A Galactic short gamma-ray burst as cause for the 14C peak in AD 774/5

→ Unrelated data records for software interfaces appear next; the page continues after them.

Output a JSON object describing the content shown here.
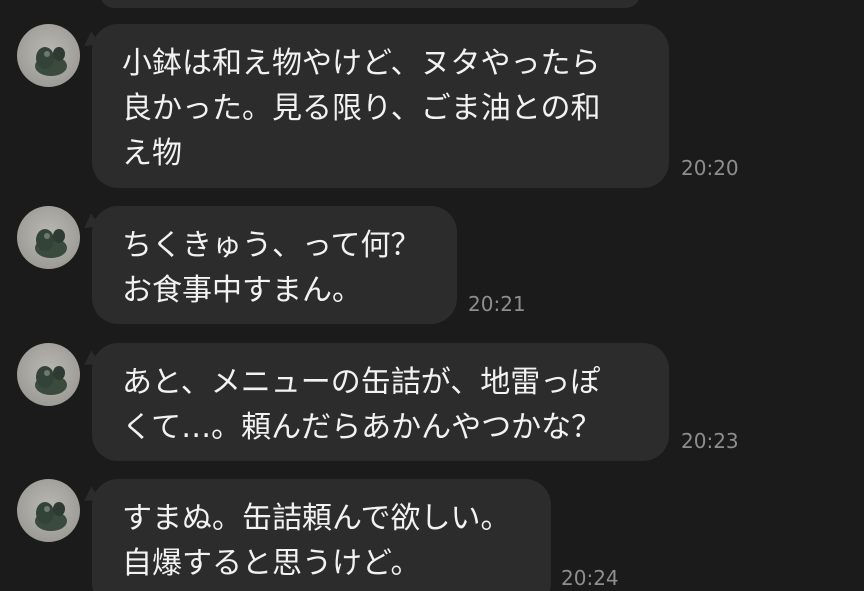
{
  "avatar_icon": "user-avatar-photo",
  "colors": {
    "background": "#1b1b1b",
    "bubble": "#2c2c2c",
    "text": "#f2f2f2",
    "timestamp": "#8e8e8e"
  },
  "messages": [
    {
      "lines": [
        "小鉢は和え物やけど、ヌタやったら",
        "良かった。見る限り、ごま油との和",
        "え物"
      ],
      "time": "20:20"
    },
    {
      "lines": [
        "ちくきゅう、って何？",
        "お食事中すまん。"
      ],
      "time": "20:21"
    },
    {
      "lines": [
        "あと、メニューの缶詰が、地雷っぽ",
        "くて…。頼んだらあかんやつかな？"
      ],
      "time": "20:23"
    },
    {
      "lines": [
        "すまぬ。缶詰頼んで欲しい。",
        "自爆すると思うけど。"
      ],
      "time": "20:24"
    }
  ]
}
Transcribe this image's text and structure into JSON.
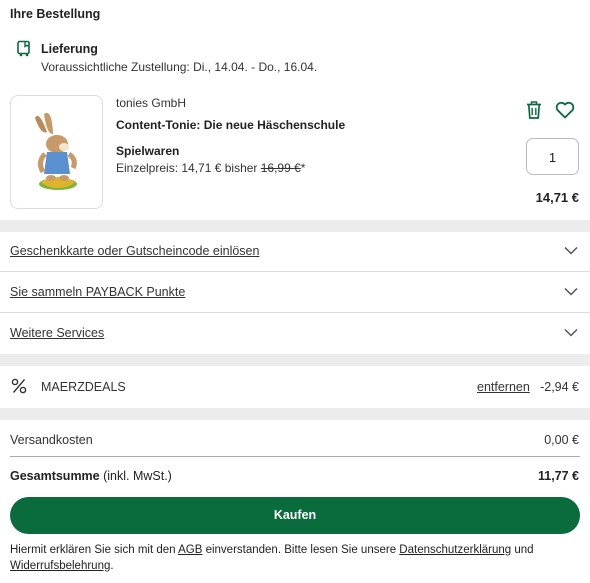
{
  "order": {
    "title": "Ihre Bestellung",
    "delivery_title": "Lieferung",
    "delivery_date": "Voraussichtliche Zustellung: Di., 14.04. - Do., 16.04."
  },
  "product": {
    "vendor": "tonies GmbH",
    "name": "Content-Tonie: Die neue Häschenschule",
    "category": "Spielwaren",
    "unit_price_prefix": "Einzelpreis: 14,71 € bisher ",
    "old_price": "16,99 €",
    "old_price_suffix": "*",
    "quantity": "1",
    "total": "14,71 €"
  },
  "accordions": [
    {
      "label": "Geschenkkarte oder Gutscheincode einlösen"
    },
    {
      "label": "Sie sammeln PAYBACK Punkte"
    },
    {
      "label": "Weitere Services"
    }
  ],
  "coupon": {
    "code": "MAERZDEALS",
    "remove_label": "entfernen",
    "value": "-2,94 €"
  },
  "summary": {
    "shipping_label": "Versandkosten",
    "shipping_value": "0,00 €",
    "total_label": "Gesamtsumme",
    "total_note": " (inkl. MwSt.)",
    "total_value": "11,77 €"
  },
  "buy_label": "Kaufen",
  "legal": {
    "part1": "Hiermit erklären Sie sich mit den ",
    "agb": "AGB",
    "part2": " einverstanden. Bitte lesen Sie unsere ",
    "privacy": "Datenschutzerklärung",
    "part3": " und ",
    "withdrawal": "Widerrufsbelehrung",
    "part4": "."
  },
  "colors": {
    "accent": "#0a6b3d",
    "separator": "#ececec"
  }
}
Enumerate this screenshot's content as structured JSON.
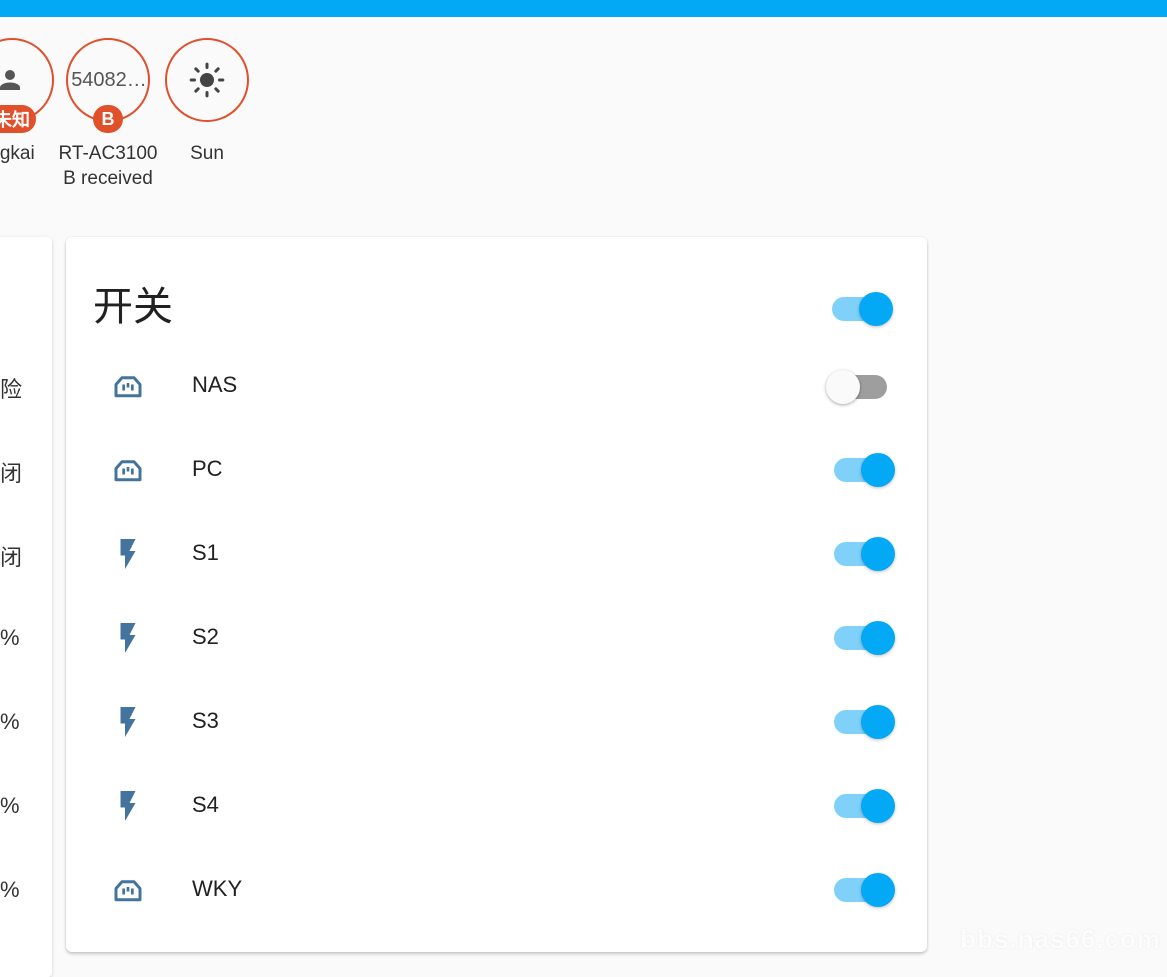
{
  "badges": [
    {
      "icon": "person-icon",
      "tag": "未知",
      "name": "ngkai"
    },
    {
      "value": "54082…",
      "tag": "B",
      "name": "RT-AC3100 B received"
    },
    {
      "icon": "sun-icon",
      "name": "Sun"
    }
  ],
  "left_card": {
    "fragments": [
      "险",
      "闭",
      "闭",
      "%",
      "%",
      "%",
      "%"
    ]
  },
  "switch_card": {
    "title": "开关",
    "master_on": true,
    "items": [
      {
        "label": "NAS",
        "icon": "power-socket-icon",
        "on": false
      },
      {
        "label": "PC",
        "icon": "power-socket-icon",
        "on": true
      },
      {
        "label": "S1",
        "icon": "flash-icon",
        "on": true
      },
      {
        "label": "S2",
        "icon": "flash-icon",
        "on": true
      },
      {
        "label": "S3",
        "icon": "flash-icon",
        "on": true
      },
      {
        "label": "S4",
        "icon": "flash-icon",
        "on": true
      },
      {
        "label": "WKY",
        "icon": "power-socket-icon",
        "on": true
      }
    ]
  },
  "watermark": "bbs.nas66.com",
  "colors": {
    "accent": "#03a9f4",
    "badge_border": "#e0502a",
    "icon": "#44739e"
  }
}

In the last 3000 yr, one significant and rapid increase in the concentration of 14C in tree rings was observed; it corresponds to a γ-ray energy input of 7 × 1024 erg at Earth within up to one year in AD 774/5. A normal supernova and a solar or stellar flare are unlikely as cause, so that the source remained unknown. Here, we show that a short gamma-ray burst (GRB) in our Galaxy is consistent with all observables: such an event is sufficiently short and provides the necessary energy in the relevant spectral range of γ-rays. Its spectral hardness is consistent with the differential production rates of 14C and 10Be as observed. The absence of reports about a historic sighting of a supernova in AD 774/5 or a present-day supernova remnant is also consistent with a short GRB. We estimate the distance towards this short GRB to be ∼1–4 kpc – sufficiently far away, so that no extinction event on Earth was triggered. This is the first evidence for a short GRB in our Galaxy.